→ **WORK TASK**
Check every line of the data and copy the ones where "color" appears.

Component data from apps and pages
=== Section Start ===

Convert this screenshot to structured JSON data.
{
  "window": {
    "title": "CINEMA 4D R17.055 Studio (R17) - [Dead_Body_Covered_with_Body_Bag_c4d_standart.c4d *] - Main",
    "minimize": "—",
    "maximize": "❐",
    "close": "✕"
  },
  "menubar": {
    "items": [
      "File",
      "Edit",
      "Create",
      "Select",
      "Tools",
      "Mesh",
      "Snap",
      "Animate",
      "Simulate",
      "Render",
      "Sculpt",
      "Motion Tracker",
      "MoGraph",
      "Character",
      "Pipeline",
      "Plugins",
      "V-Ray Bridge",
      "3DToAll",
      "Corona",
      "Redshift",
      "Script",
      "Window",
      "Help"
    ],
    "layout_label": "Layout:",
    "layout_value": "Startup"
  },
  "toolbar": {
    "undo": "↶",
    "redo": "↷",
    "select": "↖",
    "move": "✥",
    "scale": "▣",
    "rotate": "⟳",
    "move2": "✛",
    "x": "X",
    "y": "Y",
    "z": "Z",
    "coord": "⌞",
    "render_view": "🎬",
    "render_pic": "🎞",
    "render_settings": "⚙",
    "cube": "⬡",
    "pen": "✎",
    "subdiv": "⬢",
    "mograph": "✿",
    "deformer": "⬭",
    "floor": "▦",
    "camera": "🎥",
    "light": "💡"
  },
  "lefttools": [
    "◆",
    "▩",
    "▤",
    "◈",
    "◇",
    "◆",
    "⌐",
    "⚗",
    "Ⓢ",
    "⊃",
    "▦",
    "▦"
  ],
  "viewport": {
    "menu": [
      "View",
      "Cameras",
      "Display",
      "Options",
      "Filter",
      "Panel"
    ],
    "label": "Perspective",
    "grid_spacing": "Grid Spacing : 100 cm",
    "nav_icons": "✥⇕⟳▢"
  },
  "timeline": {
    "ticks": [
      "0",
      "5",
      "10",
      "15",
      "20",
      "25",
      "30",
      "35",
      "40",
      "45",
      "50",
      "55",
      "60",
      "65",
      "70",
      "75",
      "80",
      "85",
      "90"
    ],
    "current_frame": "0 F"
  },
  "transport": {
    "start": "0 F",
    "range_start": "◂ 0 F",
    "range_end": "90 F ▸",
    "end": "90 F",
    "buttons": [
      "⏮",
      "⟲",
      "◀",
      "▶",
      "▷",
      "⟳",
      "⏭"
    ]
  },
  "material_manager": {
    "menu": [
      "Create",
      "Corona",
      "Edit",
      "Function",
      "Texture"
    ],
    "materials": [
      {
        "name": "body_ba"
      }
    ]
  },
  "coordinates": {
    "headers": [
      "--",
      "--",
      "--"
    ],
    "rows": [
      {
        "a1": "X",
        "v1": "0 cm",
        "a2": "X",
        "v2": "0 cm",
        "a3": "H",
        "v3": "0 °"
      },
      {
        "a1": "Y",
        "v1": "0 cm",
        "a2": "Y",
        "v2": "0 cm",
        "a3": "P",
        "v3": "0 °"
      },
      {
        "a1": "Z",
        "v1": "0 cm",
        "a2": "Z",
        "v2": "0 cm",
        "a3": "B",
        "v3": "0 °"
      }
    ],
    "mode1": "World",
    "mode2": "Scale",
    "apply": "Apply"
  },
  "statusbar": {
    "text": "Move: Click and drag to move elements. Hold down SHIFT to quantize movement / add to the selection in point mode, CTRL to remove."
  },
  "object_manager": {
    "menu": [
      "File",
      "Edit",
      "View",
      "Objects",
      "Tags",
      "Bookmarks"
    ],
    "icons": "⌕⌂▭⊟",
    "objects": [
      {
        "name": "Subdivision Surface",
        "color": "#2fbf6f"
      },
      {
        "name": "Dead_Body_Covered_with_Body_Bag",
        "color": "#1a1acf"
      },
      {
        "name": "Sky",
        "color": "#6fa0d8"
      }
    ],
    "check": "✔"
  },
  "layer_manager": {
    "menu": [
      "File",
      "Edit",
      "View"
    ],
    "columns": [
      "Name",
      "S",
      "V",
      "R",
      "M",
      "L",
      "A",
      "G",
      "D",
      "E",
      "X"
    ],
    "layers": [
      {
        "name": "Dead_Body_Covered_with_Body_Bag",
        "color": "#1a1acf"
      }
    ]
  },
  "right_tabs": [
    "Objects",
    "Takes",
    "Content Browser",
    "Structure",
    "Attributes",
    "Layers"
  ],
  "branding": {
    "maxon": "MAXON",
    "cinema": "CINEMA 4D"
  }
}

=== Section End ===

→ **SOLUTION TO THIS PROBLEM**
        "color": "#2fbf6f"
        "color": "#1a1acf"
        "color": "#6fa0d8"
        "color": "#1a1acf"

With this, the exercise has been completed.